Apparently some folks on Twitter got all up in a tizzy and decided to pan little Gabby Douglas’s hairdo, poking fun at the clips in her hair, remarking that she was in desperate need of a stylist, and making other unnecessary, shallow, and childish remarks. This lit a fire under the burner of Jason Whitlock of FOX Sports, who penned an article late last Friday condemning the immature comments and issuing a call to African-American women to shed the unhealthy veneer of hair treatments that ultimately do nothing for their beauty and only serve to imprison their self-esteem and their health.
During an interview on FOX Sports, Whitlock and three time Olympian Dominique Dawes explained how many African-American women refuse to exercise because of the amount of time, money, and effort put into their hair. At 35 years old, Dawes, the Olympic gold medalist from Silver Spring, stated that it was a “liberating and empowering experience by finally going natural”.

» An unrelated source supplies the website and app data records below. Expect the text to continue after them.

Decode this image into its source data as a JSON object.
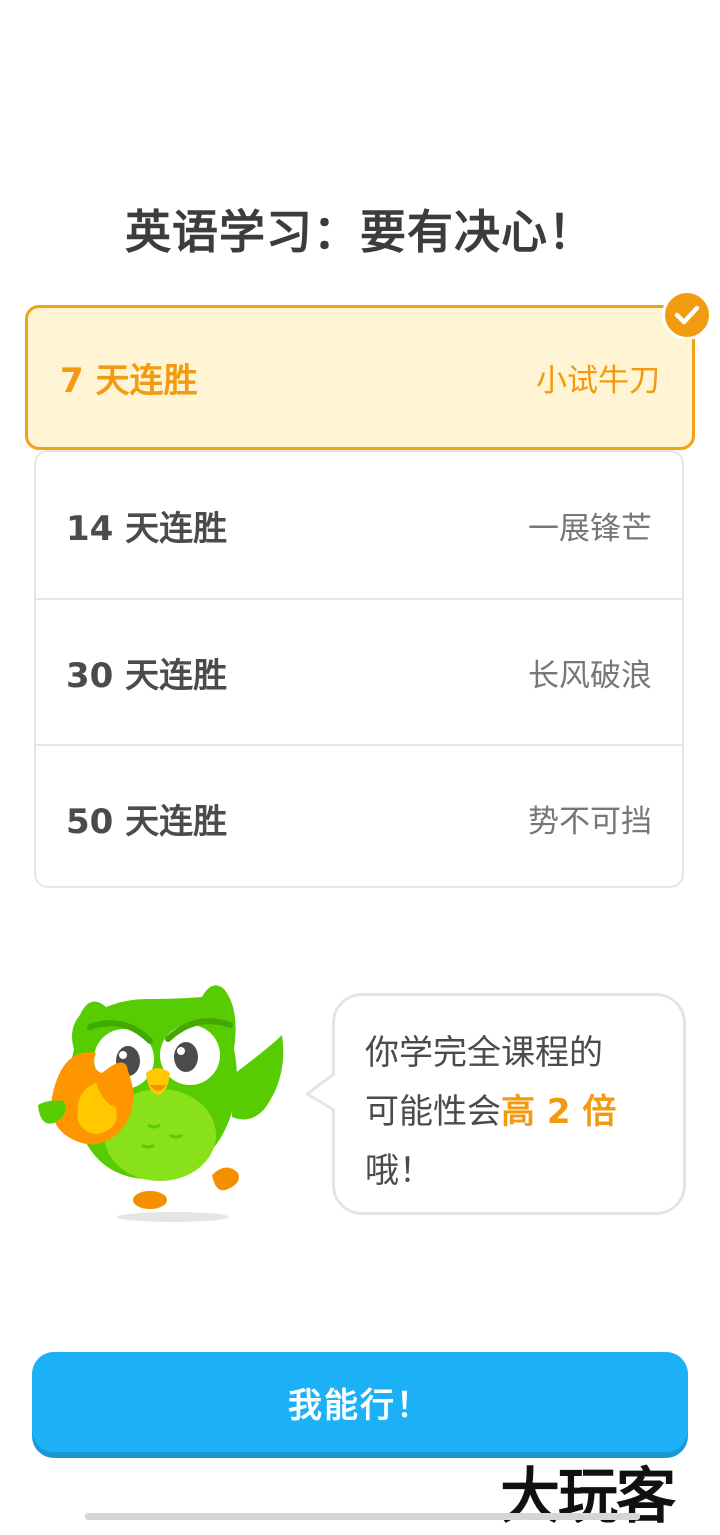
{
  "title": "英语学习：要有决心！",
  "goals": [
    {
      "goal": "7 天连胜",
      "level": "小试牛刀",
      "selected": true
    },
    {
      "goal": "14 天连胜",
      "level": "一展锋芒",
      "selected": false
    },
    {
      "goal": "30 天连胜",
      "level": "长风破浪",
      "selected": false
    },
    {
      "goal": "50 天连胜",
      "level": "势不可挡",
      "selected": false
    }
  ],
  "bubble": {
    "line1": "你学完全课程的",
    "line2_pre": "可能性会",
    "line2_highlight": "高 2 倍",
    "line3": "哦！"
  },
  "cta_label": "我能行！",
  "watermark": "大玩客",
  "colors": {
    "accent_orange": "#f29b10",
    "selected_bg": "#fff4d3",
    "button_blue": "#1cb0f6",
    "owl_green": "#58cc02"
  },
  "icons": {
    "check": "check-icon",
    "mascot": "owl-mascot-icon"
  }
}
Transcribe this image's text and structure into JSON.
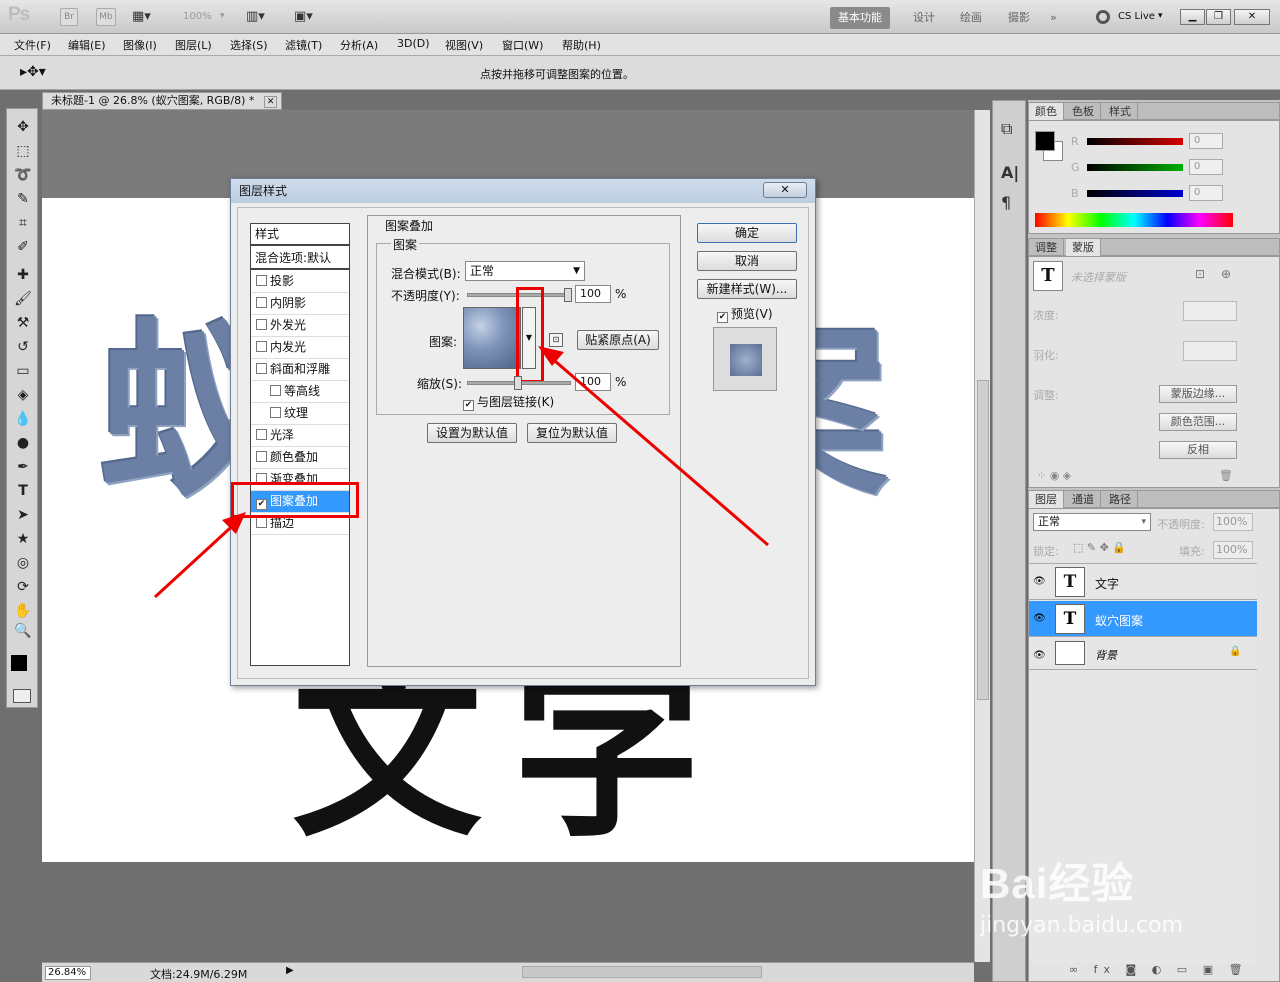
{
  "app": {
    "logo": "Ps",
    "br": "Br",
    "mb": "Mb",
    "zoom": "100%",
    "workspaces": [
      "基本功能",
      "设计",
      "绘画",
      "摄影",
      "»"
    ],
    "cslive": "CS Live"
  },
  "menu": [
    "文件(F)",
    "编辑(E)",
    "图像(I)",
    "图层(L)",
    "选择(S)",
    "滤镜(T)",
    "分析(A)",
    "3D(D)",
    "视图(V)",
    "窗口(W)",
    "帮助(H)"
  ],
  "options": {
    "hint": "点按并拖移可调整图案的位置。"
  },
  "document": {
    "tab_title": "未标题-1 @ 26.8% (蚁穴图案, RGB/8) *",
    "zoom": "26.84%",
    "doc_info": "文档:24.9M/6.29M",
    "canvas_text_top": "蚁穴图案",
    "canvas_text_bottom": "文字"
  },
  "dialog": {
    "title": "图层样式",
    "styles_header": "样式",
    "blend_default": "混合选项:默认",
    "style_items": [
      {
        "label": "投影",
        "checked": false
      },
      {
        "label": "内阴影",
        "checked": false
      },
      {
        "label": "外发光",
        "checked": false
      },
      {
        "label": "内发光",
        "checked": false
      },
      {
        "label": "斜面和浮雕",
        "checked": false
      },
      {
        "label": "等高线",
        "checked": false
      },
      {
        "label": "纹理",
        "checked": false
      },
      {
        "label": "光泽",
        "checked": false
      },
      {
        "label": "颜色叠加",
        "checked": false
      },
      {
        "label": "渐变叠加",
        "checked": false
      },
      {
        "label": "图案叠加",
        "checked": true
      },
      {
        "label": "描边",
        "checked": false
      }
    ],
    "section_title": "图案叠加",
    "group_title": "图案",
    "blend_mode_label": "混合模式(B):",
    "blend_mode_value": "正常",
    "opacity_label": "不透明度(Y):",
    "opacity_value": "100",
    "opacity_unit": "%",
    "pattern_label": "图案:",
    "snap_origin": "贴紧原点(A)",
    "scale_label": "缩放(S):",
    "scale_value": "100",
    "scale_unit": "%",
    "link_label": "与图层链接(K)",
    "link_checked": true,
    "set_default": "设置为默认值",
    "reset_default": "复位为默认值",
    "ok": "确定",
    "cancel": "取消",
    "new_style": "新建样式(W)...",
    "preview": "预览(V)",
    "preview_checked": true
  },
  "color_panel": {
    "tabs": [
      "颜色",
      "色板",
      "样式"
    ],
    "channels": [
      {
        "name": "R",
        "value": "0",
        "color": "#d40000"
      },
      {
        "name": "G",
        "value": "0",
        "color": "#00b000"
      },
      {
        "name": "B",
        "value": "0",
        "color": "#0000d0"
      }
    ]
  },
  "adjust_panel": {
    "tabs": [
      "调整",
      "蒙版"
    ],
    "no_mask": "未选择蒙版",
    "density": "浓度:",
    "feather": "羽化:",
    "refine": "调整:",
    "mask_edge": "蒙版边缘...",
    "color_range": "颜色范围...",
    "invert": "反相"
  },
  "layers_panel": {
    "tabs": [
      "图层",
      "通道",
      "路径"
    ],
    "blend": "正常",
    "opacity_label": "不透明度:",
    "opacity": "100%",
    "lock_label": "锁定:",
    "fill_label": "填充:",
    "fill": "100%",
    "layers": [
      {
        "name": "文字",
        "thumb": "T",
        "selected": false
      },
      {
        "name": "蚁穴图案",
        "thumb": "T",
        "selected": true
      },
      {
        "name": "背景",
        "thumb": "",
        "selected": false
      }
    ]
  },
  "watermark": {
    "brand": "Bai经验",
    "url": "jingyan.baidu.com"
  },
  "colors": {
    "accent": "#3399ff",
    "highlight": "#e00000",
    "pattern": "#6c80a6"
  }
}
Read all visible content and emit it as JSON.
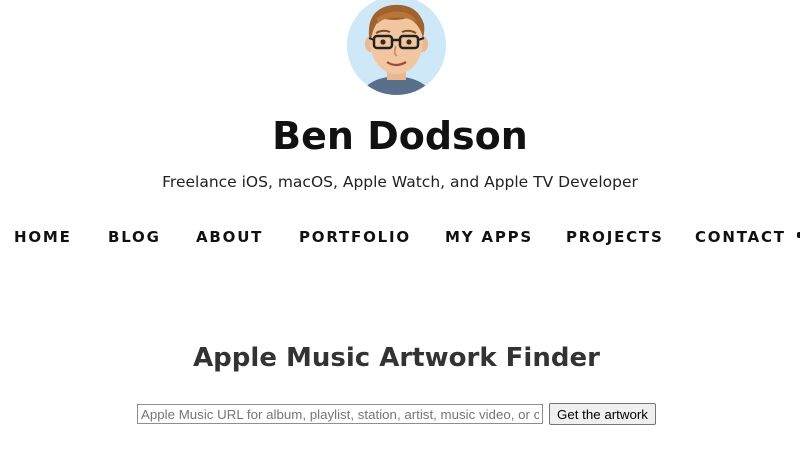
{
  "header": {
    "avatar_alt": "Ben Dodson avatar",
    "site_title": "Ben Dodson",
    "tagline": "Freelance iOS, macOS, Apple Watch, and Apple TV Developer"
  },
  "nav": {
    "items": [
      {
        "label": "HOME"
      },
      {
        "label": "BLOG"
      },
      {
        "label": "ABOUT"
      },
      {
        "label": "PORTFOLIO"
      },
      {
        "label": "MY APPS"
      },
      {
        "label": "PROJECTS"
      },
      {
        "label": "CONTACT"
      }
    ]
  },
  "main": {
    "heading": "Apple Music Artwork Finder",
    "url_input": {
      "placeholder": "Apple Music URL for album, playlist, station, artist, music video, or c",
      "value": ""
    },
    "submit_label": "Get the artwork"
  },
  "colors": {
    "text": "#111111",
    "heading": "#333333",
    "background": "#ffffff",
    "avatar_bg": "#cfe8f7"
  },
  "icons": {
    "avatar": "cartoon-face-with-glasses"
  }
}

Responding to criticism about her hair in an interview with Huffington Post, Gabby Douglas said “I’m going to wear my hair like this during beam and bar finals. You might as well just stop talking about it.” That’s the right attitude, and one that will keep her career moving forward, regardless of the critics.
There’s an unfortunate problem growing in the United States, and it’s not just among black women. This disturbing obsession with unhealthy appearance standards has been an issue for decades. With the viral nature of the internet, however, these ideas have been able to spread much quicker in the recent years. Commercial tripe like weight loss pills, damaging hair products, and even child beauty pageants have created a toxic environment within which our children are expected to grow into well-adjusted adults.
Excuse me while I hold my breakfast back.
From airbrushed models, to distorted celebrity hips, to false claims about beauty and dietary products that rarely deliver on promises, we need a drastic change in approach to our own images. Are we going to allow companies to prey on people’s insecurities? Are we going to allow people to enable each other’s insecurities? Why allow false notions and destructive behavior to perpetuate?
If we’re going to have a war on drugs and a war on terror, why not a war on superficial B.S.?
I’ll tell you why: Because superficial B.S. makes money.